Published: December 15, 2005 | Author: Renee Ballenger | Read Time: 3 minutes

This semester Southern Utah University conducted its Student Evaluation of Faculty and Courses online for the first time, and found it to be more successful than expected.

Moreover, the new system seems to be a win-win, times two, situation as it is good for students, faculty, staff and the University as a whole.

Kirstan Andrews, a senior from Monticello, Utah, likes submitting her evaluations of her classes electronically, much better than the now-seemingly-prehistoric method. “I was able to do it on my own time. I usually didn’t fill out the Comments section when I had to write the evaluation out by hand, right there in class. This time I did because I had time to think about what I wanted to write.” Besides that, Kirstan, a Natural Resources/Environmental Studies major, feels good about saving the paper previously needed to process evaluations.

Apparently, this is a general consensus among students as a 62 percent rate of return was received on electronic, voluntary student evaluations! That’s 12 percentage points above the amount of student evaluations returned this time last year, and 15 points improvement on the average rate of return over the last three years. “We had about 17,000 duplicated students fill out evaluations this semester,” University Provost Abe Harraf happily reports. “We are very pleased with this initial turnout. It’s very promising as the average turnout at other universities that have been doing electronic evaluations for five years is about 50 percent.”

It was the Provost who introduced the idea of “going electronic” in the area of student evaluations, and it was a sub-committee of the Faculty Senate, chaired by Judy Higbee, Assistant Professor of Secondary Education, that researched how to incorporate such a program and ran a pilot test in one of last summer’s school sessions.

With this new way of obtaining evaluations from students, faculty now can review the feedback within 24 hours after it was submitted as opposed to the sometimes-three-month turnaround before, when all the information had to be handled manually. “Now faculty can incorporate changes and improvements, according to students, immediately into their lesson plans for the next semester,” Dr. Harraf exclaims.

Additionally, more courses can be more comprehensively evaluated because costs, resources and labor are all extensively reduced. “We saved $10,000 this semester by incorporating the electronic method,” Dean O’Driscoll, Assistant to the President, reports. “Before, the cost of the paper medium combined with the time and materials it took for departmental secretaries to input, process and report on thousands of evaluations was very expensive and obviously not the most efficient means.”

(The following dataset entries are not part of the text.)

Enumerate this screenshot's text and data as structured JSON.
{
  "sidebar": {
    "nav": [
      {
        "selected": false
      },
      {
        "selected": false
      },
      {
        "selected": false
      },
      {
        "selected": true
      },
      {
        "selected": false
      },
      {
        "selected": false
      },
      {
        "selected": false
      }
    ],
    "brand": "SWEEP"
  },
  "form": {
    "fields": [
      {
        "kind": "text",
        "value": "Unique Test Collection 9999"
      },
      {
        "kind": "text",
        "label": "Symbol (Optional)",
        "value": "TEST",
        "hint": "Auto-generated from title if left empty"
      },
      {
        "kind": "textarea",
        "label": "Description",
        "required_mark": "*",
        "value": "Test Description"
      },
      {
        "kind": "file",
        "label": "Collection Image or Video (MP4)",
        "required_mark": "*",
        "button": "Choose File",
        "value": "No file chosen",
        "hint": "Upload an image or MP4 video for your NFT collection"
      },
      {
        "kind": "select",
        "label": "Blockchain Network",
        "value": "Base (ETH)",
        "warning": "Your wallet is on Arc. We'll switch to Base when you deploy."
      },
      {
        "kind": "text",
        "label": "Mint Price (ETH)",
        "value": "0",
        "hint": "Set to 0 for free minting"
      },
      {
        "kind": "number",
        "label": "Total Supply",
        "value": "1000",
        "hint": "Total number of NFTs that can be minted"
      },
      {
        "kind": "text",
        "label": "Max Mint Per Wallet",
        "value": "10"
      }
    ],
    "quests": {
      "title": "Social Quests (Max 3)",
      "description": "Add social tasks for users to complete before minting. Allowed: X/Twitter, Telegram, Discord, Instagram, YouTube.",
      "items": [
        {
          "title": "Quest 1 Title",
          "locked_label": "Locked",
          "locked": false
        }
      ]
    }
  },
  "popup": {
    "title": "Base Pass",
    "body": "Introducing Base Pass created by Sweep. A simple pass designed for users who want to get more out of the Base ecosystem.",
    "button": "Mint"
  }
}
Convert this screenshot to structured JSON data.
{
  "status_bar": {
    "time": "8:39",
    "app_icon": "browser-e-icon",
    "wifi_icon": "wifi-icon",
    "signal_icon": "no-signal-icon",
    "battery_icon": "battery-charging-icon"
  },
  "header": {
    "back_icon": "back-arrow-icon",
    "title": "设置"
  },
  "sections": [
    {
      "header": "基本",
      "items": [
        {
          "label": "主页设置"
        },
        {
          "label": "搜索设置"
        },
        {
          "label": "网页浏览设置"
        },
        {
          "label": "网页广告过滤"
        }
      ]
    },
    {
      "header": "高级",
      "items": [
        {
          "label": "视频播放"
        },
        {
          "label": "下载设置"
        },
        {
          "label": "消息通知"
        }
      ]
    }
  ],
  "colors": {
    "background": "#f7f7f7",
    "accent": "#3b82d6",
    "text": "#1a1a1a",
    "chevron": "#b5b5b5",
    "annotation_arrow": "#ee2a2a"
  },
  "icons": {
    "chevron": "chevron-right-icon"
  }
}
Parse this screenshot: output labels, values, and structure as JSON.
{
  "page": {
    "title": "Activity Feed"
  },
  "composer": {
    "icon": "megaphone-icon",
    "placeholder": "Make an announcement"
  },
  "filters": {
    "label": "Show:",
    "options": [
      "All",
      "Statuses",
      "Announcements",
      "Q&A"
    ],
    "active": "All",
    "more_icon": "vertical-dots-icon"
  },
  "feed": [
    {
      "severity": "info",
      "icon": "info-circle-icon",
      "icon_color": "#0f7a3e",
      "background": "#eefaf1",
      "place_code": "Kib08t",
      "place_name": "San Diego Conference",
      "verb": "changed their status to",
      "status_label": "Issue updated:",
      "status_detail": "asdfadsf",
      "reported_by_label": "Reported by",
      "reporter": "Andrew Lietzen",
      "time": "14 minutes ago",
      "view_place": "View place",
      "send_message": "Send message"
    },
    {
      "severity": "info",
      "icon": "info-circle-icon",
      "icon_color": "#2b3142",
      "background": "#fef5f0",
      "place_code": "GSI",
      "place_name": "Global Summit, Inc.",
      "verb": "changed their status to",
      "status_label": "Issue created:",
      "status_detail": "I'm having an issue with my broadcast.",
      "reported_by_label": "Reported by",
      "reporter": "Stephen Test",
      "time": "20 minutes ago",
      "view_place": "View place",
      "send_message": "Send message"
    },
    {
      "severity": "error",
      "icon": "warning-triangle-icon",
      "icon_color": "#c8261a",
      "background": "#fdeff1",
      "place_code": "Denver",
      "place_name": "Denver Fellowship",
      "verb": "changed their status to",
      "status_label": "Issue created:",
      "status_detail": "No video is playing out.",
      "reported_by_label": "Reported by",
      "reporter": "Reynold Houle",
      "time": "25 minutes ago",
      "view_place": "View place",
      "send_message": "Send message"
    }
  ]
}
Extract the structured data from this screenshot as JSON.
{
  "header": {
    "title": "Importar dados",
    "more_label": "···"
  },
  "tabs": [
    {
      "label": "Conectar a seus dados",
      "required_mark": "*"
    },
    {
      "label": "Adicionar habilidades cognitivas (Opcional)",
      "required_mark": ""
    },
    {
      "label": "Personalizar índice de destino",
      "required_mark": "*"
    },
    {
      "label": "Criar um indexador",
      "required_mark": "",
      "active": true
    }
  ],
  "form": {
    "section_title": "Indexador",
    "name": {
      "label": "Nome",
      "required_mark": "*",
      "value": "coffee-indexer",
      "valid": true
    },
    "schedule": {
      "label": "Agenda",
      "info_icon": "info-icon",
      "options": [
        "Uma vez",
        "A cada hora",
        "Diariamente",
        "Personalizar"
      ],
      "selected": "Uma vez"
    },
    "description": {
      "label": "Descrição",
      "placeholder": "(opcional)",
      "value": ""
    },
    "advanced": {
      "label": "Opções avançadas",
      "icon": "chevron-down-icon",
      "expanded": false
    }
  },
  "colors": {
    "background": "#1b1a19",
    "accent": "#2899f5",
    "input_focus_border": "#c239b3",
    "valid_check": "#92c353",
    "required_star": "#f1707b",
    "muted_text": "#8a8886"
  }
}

“Students should know that we take their input very seriously on evaluations,” Dr. Bruce Barker, Dean of the College of Education, states. “The student responses are given to all faculty and are reviewed by the department chairs and the dean. They give us valuable feedback on what we are doing well and areas where improvement is needed.”

On top of the University-wide figure of 62 percent, the College of Education experienced a 65 percent return on evaluations of courses administered through its college. All of the other colleges, including the School of Continuing and Professional Studies, received feedback in the 60th percentile.


Through its more than 100-year history, Southern Utah University has evolved from a teacher training school into its current role as a comprehensive, regional university to 6,000 students from across the globe. It serves the southern region of Utah and contiguous counties in surrounding states with undergraduate and graduate programs in six colleges. People of the region look to the University for outreach services, culture, economic and business development, higher learning, regional history, public affairs, major academic specialties, and significant entertainment and recreation. Accentuated by the notable, economic value of its services, SUU's hallmark is its quality staff, faculty and academics.

Contact Information:

Contact the Office of Marketing Communication

This article was published more than 5 years ago and might contain outdated information or broken links. As a result, its accuracy cannot be guaranteed.